### MATERIAL FOR THIS EXERCISE
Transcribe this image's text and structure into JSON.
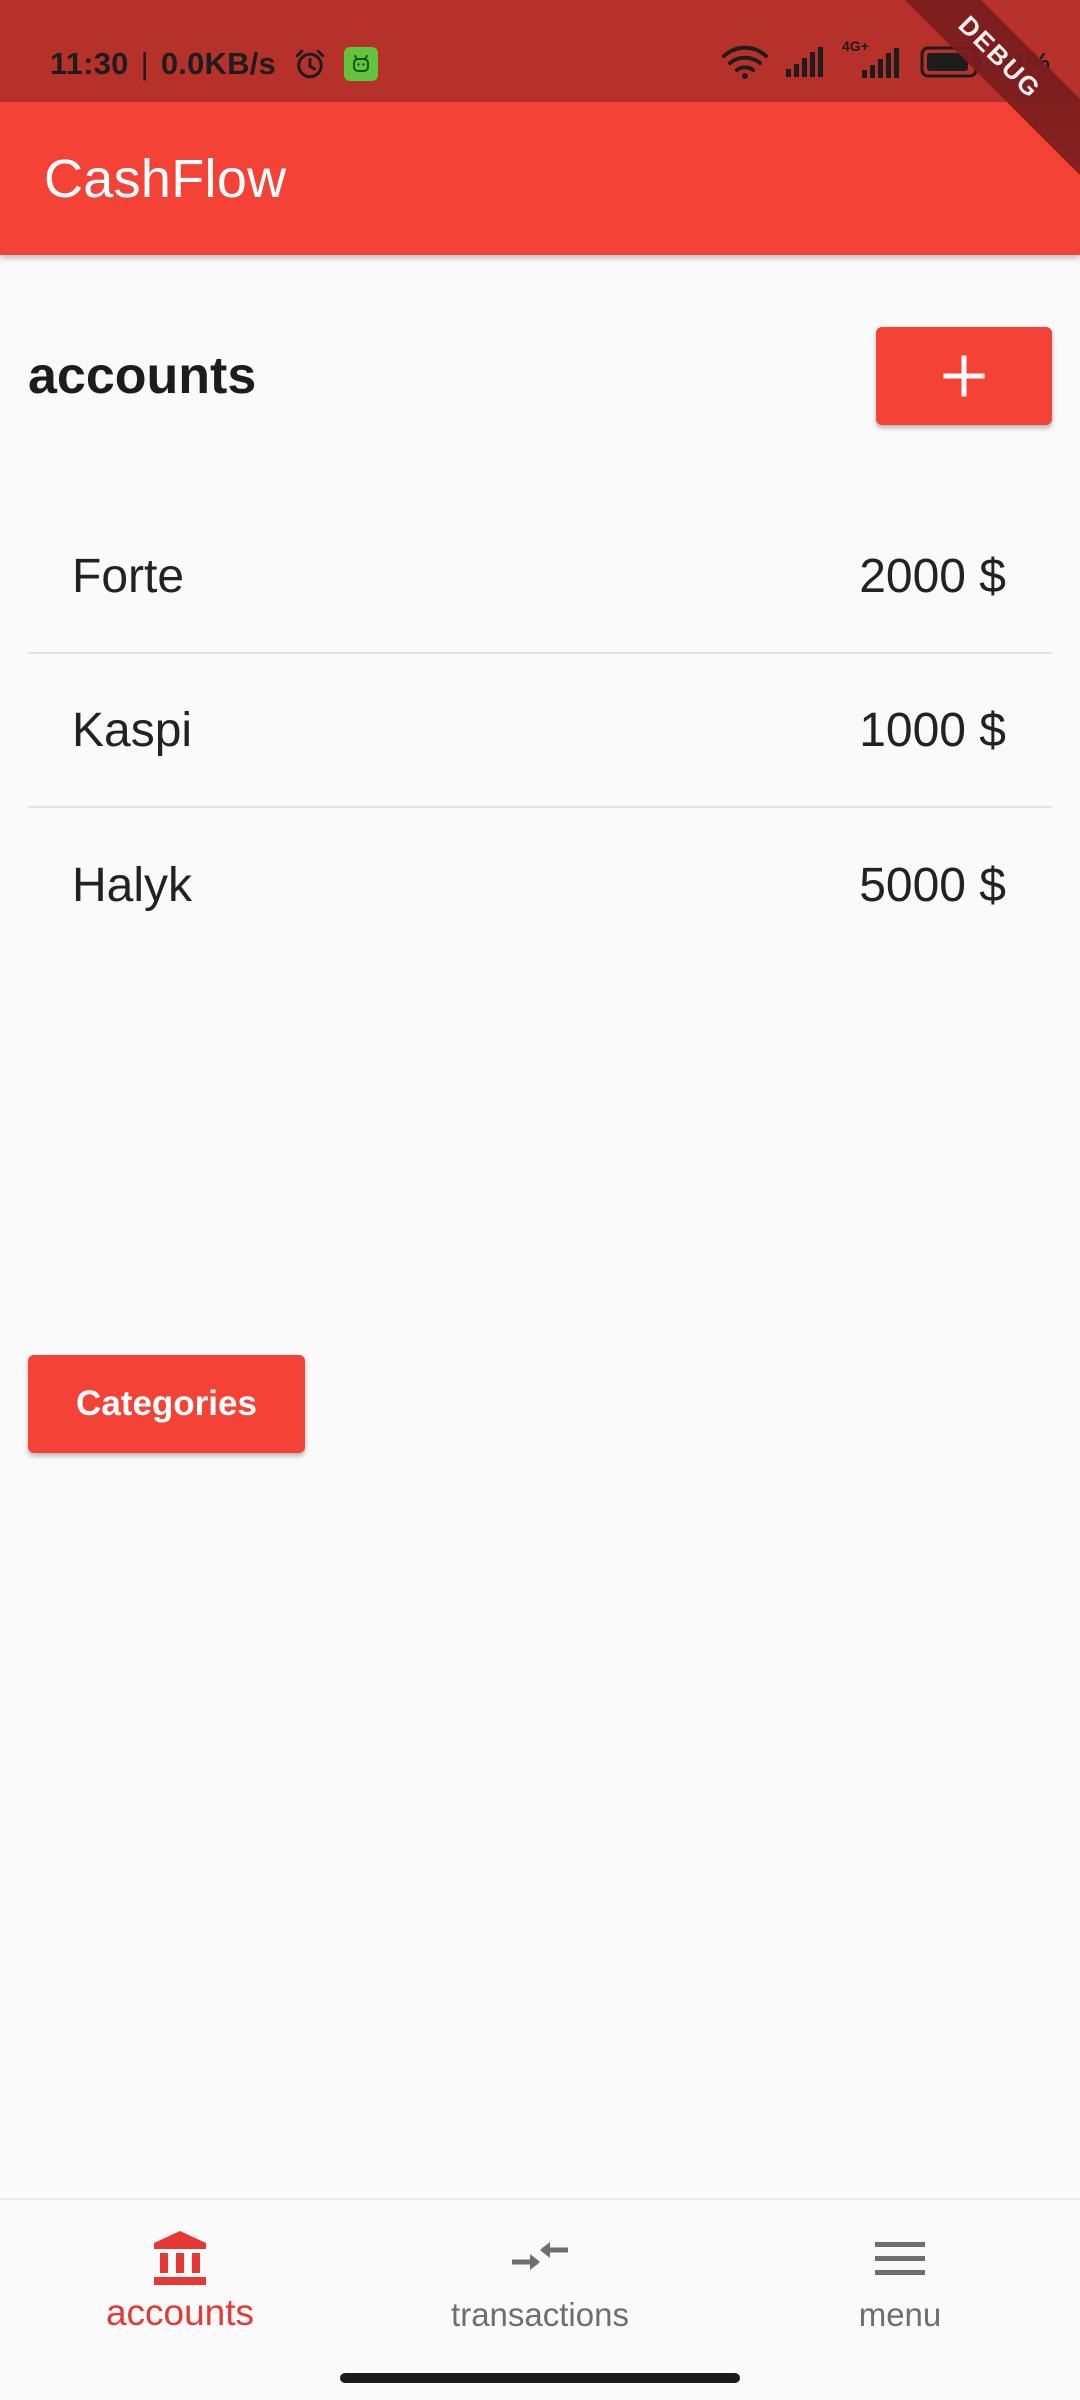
{
  "status_bar": {
    "time": "11:30",
    "separator": "|",
    "speed": "0.0KB/s",
    "alarm_icon": "alarm-clock-icon",
    "app_badge_icon": "android-app-icon",
    "network_label": "4G+",
    "battery": "81%"
  },
  "debug_banner": "DEBUG",
  "app_bar": {
    "title": "CashFlow"
  },
  "accounts_section": {
    "title": "accounts",
    "add_icon": "plus-icon"
  },
  "accounts": [
    {
      "name": "Forte",
      "balance": "2000 $"
    },
    {
      "name": "Kaspi",
      "balance": "1000 $"
    },
    {
      "name": "Halyk",
      "balance": "5000 $"
    }
  ],
  "categories_button": {
    "label": "Categories"
  },
  "bottom_nav": {
    "items": [
      {
        "label": "accounts",
        "icon": "bank-icon",
        "active": true
      },
      {
        "label": "transactions",
        "icon": "swap-arrows-icon",
        "active": false
      },
      {
        "label": "menu",
        "icon": "hamburger-menu-icon",
        "active": false
      }
    ]
  },
  "colors": {
    "primary": "#f44336",
    "status_bar": "#b7312b",
    "active_nav": "#e53935",
    "inactive_nav": "#6e6e6e",
    "background": "#fafafa"
  }
}
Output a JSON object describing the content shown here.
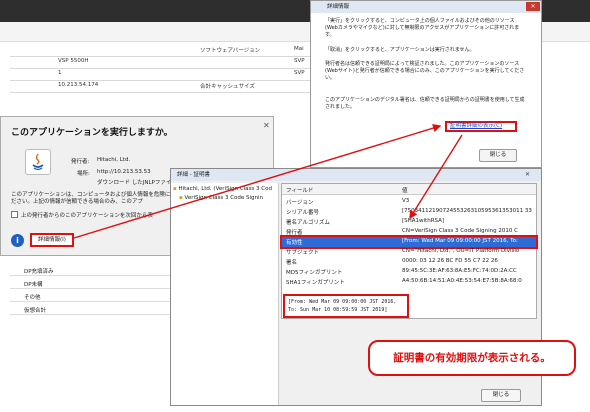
{
  "background_app": {
    "table": {
      "header_cells": [
        "ソフトウェアバージョン",
        "Mai"
      ],
      "rows": [
        {
          "value": "VSP 5500H",
          "right": "SVP"
        },
        {
          "value": "1",
          "right": "SVP"
        },
        {
          "value": "10.213.54.174",
          "mid": "合計キャッシュサイズ",
          "right": ""
        }
      ]
    },
    "list_items": [
      "DP充填済み",
      "DP未構",
      "その他",
      "仮想合計"
    ]
  },
  "java_dialog": {
    "title": "このアプリケーションを実行しますか。",
    "publisher_label": "発行者:",
    "publisher_value": "Hitachi, Ltd.",
    "location_label": "場所:",
    "location_value": "http://10.213.53.53",
    "download_note": "ダウンロード したJNLPファイ",
    "warning_text_1": "このアプリケーションは、コンピュータおよび個人情報を危険にさら",
    "warning_text_2": "ださい。上記の情報が信頼できる場合のみ、このアプ",
    "checkbox_label": "上の発行者からのこのアプリケーションを次回から表",
    "more_info_label": "詳細情報(I)"
  },
  "details_dialog": {
    "title": "詳細情報",
    "para1": "「実行」をクリックすると、コンピュータ上の個人ファイルおよびその他のリソース(Webカメラやマイクなど)に対して無制限のアクセスがアプリケーションに許可されます。",
    "para2": "「取消」をクリックすると、アプリケーションは実行されません。",
    "para3": "発行者名は信頼できる証明局によって検証されました。このアプリケーションのソース(Webサイト)と発行者が信頼できる場合にのみ、このアプリケーションを実行してください。",
    "para4": "このアプリケーションのデジタル署名は、信頼できる証明局からの証明書を使用して生成されました。",
    "cert_link": "証明書詳細の表示(C)",
    "close_button": "閉じる"
  },
  "cert_dialog": {
    "title": "詳細 - 証明書",
    "tree_items": [
      "Hitachi, Ltd. (VeriSign Class 3 Cod",
      "VeriSign Class 3 Code Signin"
    ],
    "col_field": "フィールド",
    "col_value": "値",
    "rows": [
      {
        "field": "バージョン",
        "value": "V3"
      },
      {
        "field": "シリアル番号",
        "value": "[7503411219072455326310595361353011 33"
      },
      {
        "field": "署名アルゴリズム",
        "value": "[SHA1withRSA]"
      },
      {
        "field": "発行者",
        "value": "CN=VeriSign Class 3 Code Signing 2010 C"
      },
      {
        "field": "有効性",
        "value": "[From: Wed Mar 09 09:00:00 JST 2016, To:"
      },
      {
        "field": "サブジェクト",
        "value": "CN=\"Hitachi, Ltd.\", OU=IT Platform Divisio"
      },
      {
        "field": "署名",
        "value": "0000: 03 12 26 BC FD 55 C7 22 26"
      },
      {
        "field": "MD5フィンガプリント",
        "value": "89:45:5C:3E:AF:63:8A:E5:FC:74:0D:2A:CC"
      },
      {
        "field": "SHA1フィンガプリント",
        "value": "A4:50:6B:14:51:A0:4E:53:54:E7:5B:8A:68:0"
      }
    ],
    "validity_line1": "[From: Wed Mar 09 09:00:00 JST 2016,",
    "validity_line2": " To: Sun Mar 10 08:59:59 JST 2019]",
    "close_button": "閉じる"
  },
  "callout_text": "証明書の有効期限が表示される。",
  "colors": {
    "annotation_red": "#e01010",
    "selection_blue": "#2f6bd6",
    "info_blue": "#1f5fbf"
  }
}
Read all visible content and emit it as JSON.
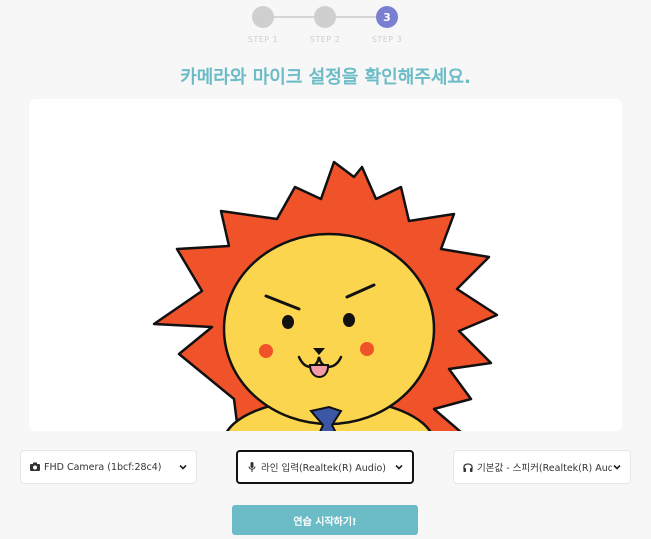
{
  "stepper": {
    "steps": [
      {
        "label": "STEP 1",
        "number": ""
      },
      {
        "label": "STEP 2",
        "number": ""
      },
      {
        "label": "STEP 3",
        "number": "3"
      }
    ],
    "active_step": 3
  },
  "title": "카메라와 마이크 설정을 확인해주세요.",
  "devices": {
    "camera": {
      "icon": "camera-icon",
      "value": "FHD Camera (1bcf:28c4)"
    },
    "microphone": {
      "icon": "microphone-icon",
      "value": "라인 입력(Realtek(R) Audio)"
    },
    "speaker": {
      "icon": "headphones-icon",
      "value": "기본값 - 스피커(Realtek(R) Audio)"
    }
  },
  "start_button": "연습 시작하기!",
  "colors": {
    "accent": "#6cbcc7",
    "active_step": "#7a7fd1",
    "inactive_step": "#cfcfcf",
    "mane": "#f0522a",
    "face": "#fcd54f",
    "cheek": "#f0522a",
    "tie": "#3c57a6"
  }
}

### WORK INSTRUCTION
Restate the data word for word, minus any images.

### FINISHED TASK
Transcribe this image's text and structure into JSON.
{
  "status_bar": {
    "time": "11:30",
    "separator": "|",
    "speed": "0.0KB/s",
    "alarm_icon": "alarm-clock-icon",
    "app_badge_icon": "android-app-icon",
    "network_label": "4G+",
    "battery": "81%"
  },
  "debug_banner": "DEBUG",
  "app_bar": {
    "title": "CashFlow"
  },
  "accounts_section": {
    "title": "accounts",
    "add_icon": "plus-icon"
  },
  "accounts": [
    {
      "name": "Forte",
      "balance": "2000 $"
    },
    {
      "name": "Kaspi",
      "balance": "1000 $"
    },
    {
      "name": "Halyk",
      "balance": "5000 $"
    }
  ],
  "categories_button": {
    "label": "Categories"
  },
  "bottom_nav": {
    "items": [
      {
        "label": "accounts",
        "icon": "bank-icon",
        "active": true
      },
      {
        "label": "transactions",
        "icon": "swap-arrows-icon",
        "active": false
      },
      {
        "label": "menu",
        "icon": "hamburger-menu-icon",
        "active": false
      }
    ]
  },
  "colors": {
    "primary": "#f44336",
    "status_bar": "#b7312b",
    "active_nav": "#e53935",
    "inactive_nav": "#6e6e6e",
    "background": "#fafafa"
  }
}
Output a JSON object describing the content shown here.
{
  "background_app": {
    "table": {
      "header_cells": [
        "ソフトウェアバージョン",
        "Mai"
      ],
      "rows": [
        {
          "value": "VSP 5500H",
          "right": "SVP"
        },
        {
          "value": "1",
          "right": "SVP"
        },
        {
          "value": "10.213.54.174",
          "mid": "合計キャッシュサイズ",
          "right": ""
        }
      ]
    },
    "list_items": [
      "DP充填済み",
      "DP未構",
      "その他",
      "仮想合計"
    ]
  },
  "java_dialog": {
    "title": "このアプリケーションを実行しますか。",
    "publisher_label": "発行者:",
    "publisher_value": "Hitachi, Ltd.",
    "location_label": "場所:",
    "location_value": "http://10.213.53.53",
    "download_note": "ダウンロード したJNLPファイ",
    "warning_text_1": "このアプリケーションは、コンピュータおよび個人情報を危険にさら",
    "warning_text_2": "ださい。上記の情報が信頼できる場合のみ、このアプ",
    "checkbox_label": "上の発行者からのこのアプリケーションを次回から表",
    "more_info_label": "詳細情報(I)"
  },
  "details_dialog": {
    "title": "詳細情報",
    "para1": "「実行」をクリックすると、コンピュータ上の個人ファイルおよびその他のリソース(Webカメラやマイクなど)に対して無制限のアクセスがアプリケーションに許可されます。",
    "para2": "「取消」をクリックすると、アプリケーションは実行されません。",
    "para3": "発行者名は信頼できる証明局によって検証されました。このアプリケーションのソース(Webサイト)と発行者が信頼できる場合にのみ、このアプリケーションを実行してください。",
    "para4": "このアプリケーションのデジタル署名は、信頼できる証明局からの証明書を使用して生成されました。",
    "cert_link": "証明書詳細の表示(C)",
    "close_button": "閉じる"
  },
  "cert_dialog": {
    "title": "詳細 - 証明書",
    "tree_items": [
      "Hitachi, Ltd. (VeriSign Class 3 Cod",
      "VeriSign Class 3 Code Signin"
    ],
    "col_field": "フィールド",
    "col_value": "値",
    "rows": [
      {
        "field": "バージョン",
        "value": "V3"
      },
      {
        "field": "シリアル番号",
        "value": "[7503411219072455326310595361353011 33"
      },
      {
        "field": "署名アルゴリズム",
        "value": "[SHA1withRSA]"
      },
      {
        "field": "発行者",
        "value": "CN=VeriSign Class 3 Code Signing 2010 C"
      },
      {
        "field": "有効性",
        "value": "[From: Wed Mar 09 09:00:00 JST 2016, To:"
      },
      {
        "field": "サブジェクト",
        "value": "CN=\"Hitachi, Ltd.\", OU=IT Platform Divisio"
      },
      {
        "field": "署名",
        "value": "0000: 03 12 26 BC FD 55 C7 22 26"
      },
      {
        "field": "MD5フィンガプリント",
        "value": "89:45:5C:3E:AF:63:8A:E5:FC:74:0D:2A:CC"
      },
      {
        "field": "SHA1フィンガプリント",
        "value": "A4:50:6B:14:51:A0:4E:53:54:E7:5B:8A:68:0"
      }
    ],
    "validity_line1": "[From: Wed Mar 09 09:00:00 JST 2016,",
    "validity_line2": " To: Sun Mar 10 08:59:59 JST 2019]",
    "close_button": "閉じる"
  },
  "callout_text": "証明書の有効期限が表示される。",
  "colors": {
    "annotation_red": "#e01010",
    "selection_blue": "#2f6bd6",
    "info_blue": "#1f5fbf"
  }
}
Read all visible content and emit it as JSON.
{
  "stepper": {
    "steps": [
      {
        "label": "STEP 1",
        "number": ""
      },
      {
        "label": "STEP 2",
        "number": ""
      },
      {
        "label": "STEP 3",
        "number": "3"
      }
    ],
    "active_step": 3
  },
  "title": "카메라와 마이크 설정을 확인해주세요.",
  "devices": {
    "camera": {
      "icon": "camera-icon",
      "value": "FHD Camera (1bcf:28c4)"
    },
    "microphone": {
      "icon": "microphone-icon",
      "value": "라인 입력(Realtek(R) Audio)"
    },
    "speaker": {
      "icon": "headphones-icon",
      "value": "기본값 - 스피커(Realtek(R) Audio)"
    }
  },
  "start_button": "연습 시작하기!",
  "colors": {
    "accent": "#6cbcc7",
    "active_step": "#7a7fd1",
    "inactive_step": "#cfcfcf",
    "mane": "#f0522a",
    "face": "#fcd54f",
    "cheek": "#f0522a",
    "tie": "#3c57a6"
  }
}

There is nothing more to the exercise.